What is needed is an exact copy of all the records.

START RECORDS PROVIDED

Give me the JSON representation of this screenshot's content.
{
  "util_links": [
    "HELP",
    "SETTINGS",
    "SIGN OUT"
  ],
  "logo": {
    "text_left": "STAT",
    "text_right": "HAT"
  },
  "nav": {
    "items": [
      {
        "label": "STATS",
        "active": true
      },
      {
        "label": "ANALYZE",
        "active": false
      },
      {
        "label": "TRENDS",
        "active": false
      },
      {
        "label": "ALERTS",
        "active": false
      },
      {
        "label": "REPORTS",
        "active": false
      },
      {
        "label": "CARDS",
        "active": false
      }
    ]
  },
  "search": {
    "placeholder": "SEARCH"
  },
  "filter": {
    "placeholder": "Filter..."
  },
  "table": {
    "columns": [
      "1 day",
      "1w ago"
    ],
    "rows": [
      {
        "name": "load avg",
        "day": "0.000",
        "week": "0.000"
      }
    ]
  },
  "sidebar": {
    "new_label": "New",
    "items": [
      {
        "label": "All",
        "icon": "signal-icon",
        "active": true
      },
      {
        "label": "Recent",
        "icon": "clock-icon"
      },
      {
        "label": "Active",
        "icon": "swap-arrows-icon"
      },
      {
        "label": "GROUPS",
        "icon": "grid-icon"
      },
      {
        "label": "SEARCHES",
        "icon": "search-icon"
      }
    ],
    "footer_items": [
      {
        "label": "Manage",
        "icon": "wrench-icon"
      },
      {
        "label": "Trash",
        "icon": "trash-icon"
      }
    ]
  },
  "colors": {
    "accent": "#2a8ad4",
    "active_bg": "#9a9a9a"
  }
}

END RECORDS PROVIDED

## TASK RESPONSE
Give me the JSON representation of this screenshot's content.
{
  "util_links": [
    "HELP",
    "SETTINGS",
    "SIGN OUT"
  ],
  "logo": {
    "text_left": "STAT",
    "text_right": "HAT"
  },
  "nav": {
    "items": [
      {
        "label": "STATS",
        "active": true
      },
      {
        "label": "ANALYZE",
        "active": false
      },
      {
        "label": "TRENDS",
        "active": false
      },
      {
        "label": "ALERTS",
        "active": false
      },
      {
        "label": "REPORTS",
        "active": false
      },
      {
        "label": "CARDS",
        "active": false
      }
    ]
  },
  "search": {
    "placeholder": "SEARCH"
  },
  "filter": {
    "placeholder": "Filter..."
  },
  "table": {
    "columns": [
      "1 day",
      "1w ago"
    ],
    "rows": [
      {
        "name": "load avg",
        "day": "0.000",
        "week": "0.000"
      }
    ]
  },
  "sidebar": {
    "new_label": "New",
    "items": [
      {
        "label": "All",
        "icon": "signal-icon",
        "active": true
      },
      {
        "label": "Recent",
        "icon": "clock-icon"
      },
      {
        "label": "Active",
        "icon": "swap-arrows-icon"
      },
      {
        "label": "GROUPS",
        "icon": "grid-icon"
      },
      {
        "label": "SEARCHES",
        "icon": "search-icon"
      }
    ],
    "footer_items": [
      {
        "label": "Manage",
        "icon": "wrench-icon"
      },
      {
        "label": "Trash",
        "icon": "trash-icon"
      }
    ]
  },
  "colors": {
    "accent": "#2a8ad4",
    "active_bg": "#9a9a9a"
  }
}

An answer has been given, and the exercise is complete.